Task to carry out ::
Retype every record below exactly as it is written.

Data listing ::
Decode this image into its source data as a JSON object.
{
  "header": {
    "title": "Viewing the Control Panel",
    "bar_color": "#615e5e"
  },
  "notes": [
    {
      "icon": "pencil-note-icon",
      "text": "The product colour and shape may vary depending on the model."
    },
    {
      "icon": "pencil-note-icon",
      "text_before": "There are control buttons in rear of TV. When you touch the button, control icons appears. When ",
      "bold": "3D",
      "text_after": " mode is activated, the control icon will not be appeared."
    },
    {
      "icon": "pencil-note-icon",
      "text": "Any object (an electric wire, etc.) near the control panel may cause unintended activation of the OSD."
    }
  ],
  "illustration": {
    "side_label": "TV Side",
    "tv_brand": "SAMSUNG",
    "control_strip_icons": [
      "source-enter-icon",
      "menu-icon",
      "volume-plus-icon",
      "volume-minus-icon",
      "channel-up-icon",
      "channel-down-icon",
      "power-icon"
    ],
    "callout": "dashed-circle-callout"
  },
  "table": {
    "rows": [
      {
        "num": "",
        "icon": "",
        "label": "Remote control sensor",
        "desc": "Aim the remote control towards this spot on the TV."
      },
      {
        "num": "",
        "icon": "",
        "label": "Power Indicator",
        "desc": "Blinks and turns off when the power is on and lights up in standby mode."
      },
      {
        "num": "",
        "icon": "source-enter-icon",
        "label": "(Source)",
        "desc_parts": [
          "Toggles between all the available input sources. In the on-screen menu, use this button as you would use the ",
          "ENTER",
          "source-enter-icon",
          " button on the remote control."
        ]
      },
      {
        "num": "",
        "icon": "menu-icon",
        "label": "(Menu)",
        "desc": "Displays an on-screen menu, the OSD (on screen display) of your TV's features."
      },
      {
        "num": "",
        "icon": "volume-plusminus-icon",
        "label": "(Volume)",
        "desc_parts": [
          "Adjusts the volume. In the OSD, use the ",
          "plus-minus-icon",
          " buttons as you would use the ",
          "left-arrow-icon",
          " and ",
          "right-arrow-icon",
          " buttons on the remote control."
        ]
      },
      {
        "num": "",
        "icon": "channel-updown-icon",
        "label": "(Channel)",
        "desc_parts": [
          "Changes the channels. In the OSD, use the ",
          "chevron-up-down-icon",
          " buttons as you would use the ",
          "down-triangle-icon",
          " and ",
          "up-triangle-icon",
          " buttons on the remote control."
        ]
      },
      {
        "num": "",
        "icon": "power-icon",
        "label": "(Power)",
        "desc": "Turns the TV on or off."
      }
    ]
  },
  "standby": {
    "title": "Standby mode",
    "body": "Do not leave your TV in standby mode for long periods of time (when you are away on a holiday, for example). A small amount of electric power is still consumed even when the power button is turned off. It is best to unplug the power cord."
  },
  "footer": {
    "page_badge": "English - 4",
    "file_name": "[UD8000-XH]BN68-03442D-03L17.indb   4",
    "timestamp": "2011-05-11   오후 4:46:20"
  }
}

Response for this exercise ::
Decode this image into its source data as a JSON object.
{
  "header": {
    "title": "Viewing the Control Panel",
    "bar_color": "#615e5e"
  },
  "notes": [
    {
      "icon": "pencil-note-icon",
      "text": "The product colour and shape may vary depending on the model."
    },
    {
      "icon": "pencil-note-icon",
      "text_before": "There are control buttons in rear of TV. When you touch the button, control icons appears. When ",
      "bold": "3D",
      "text_after": " mode is activated, the control icon will not be appeared."
    },
    {
      "icon": "pencil-note-icon",
      "text": "Any object (an electric wire, etc.) near the control panel may cause unintended activation of the OSD."
    }
  ],
  "illustration": {
    "side_label": "TV Side",
    "tv_brand": "SAMSUNG",
    "control_strip_icons": [
      "source-enter-icon",
      "menu-icon",
      "volume-plus-icon",
      "volume-minus-icon",
      "channel-up-icon",
      "channel-down-icon",
      "power-icon"
    ],
    "callout": "dashed-circle-callout"
  },
  "table": {
    "rows": [
      {
        "num": "",
        "icon": "",
        "label": "Remote control sensor",
        "desc": "Aim the remote control towards this spot on the TV."
      },
      {
        "num": "",
        "icon": "",
        "label": "Power Indicator",
        "desc": "Blinks and turns off when the power is on and lights up in standby mode."
      },
      {
        "num": "",
        "icon": "source-enter-icon",
        "label": "(Source)",
        "desc_parts": [
          "Toggles between all the available input sources. In the on-screen menu, use this button as you would use the ",
          "ENTER",
          "source-enter-icon",
          " button on the remote control."
        ]
      },
      {
        "num": "",
        "icon": "menu-icon",
        "label": "(Menu)",
        "desc": "Displays an on-screen menu, the OSD (on screen display) of your TV's features."
      },
      {
        "num": "",
        "icon": "volume-plusminus-icon",
        "label": "(Volume)",
        "desc_parts": [
          "Adjusts the volume. In the OSD, use the ",
          "plus-minus-icon",
          " buttons as you would use the ",
          "left-arrow-icon",
          " and ",
          "right-arrow-icon",
          " buttons on the remote control."
        ]
      },
      {
        "num": "",
        "icon": "channel-updown-icon",
        "label": "(Channel)",
        "desc_parts": [
          "Changes the channels. In the OSD, use the ",
          "chevron-up-down-icon",
          " buttons as you would use the ",
          "down-triangle-icon",
          " and ",
          "up-triangle-icon",
          " buttons on the remote control."
        ]
      },
      {
        "num": "",
        "icon": "power-icon",
        "label": "(Power)",
        "desc": "Turns the TV on or off."
      }
    ]
  },
  "standby": {
    "title": "Standby mode",
    "body": "Do not leave your TV in standby mode for long periods of time (when you are away on a holiday, for example). A small amount of electric power is still consumed even when the power button is turned off. It is best to unplug the power cord."
  },
  "footer": {
    "page_badge": "English - 4",
    "file_name": "[UD8000-XH]BN68-03442D-03L17.indb   4",
    "timestamp": "2011-05-11   오후 4:46:20"
  }
}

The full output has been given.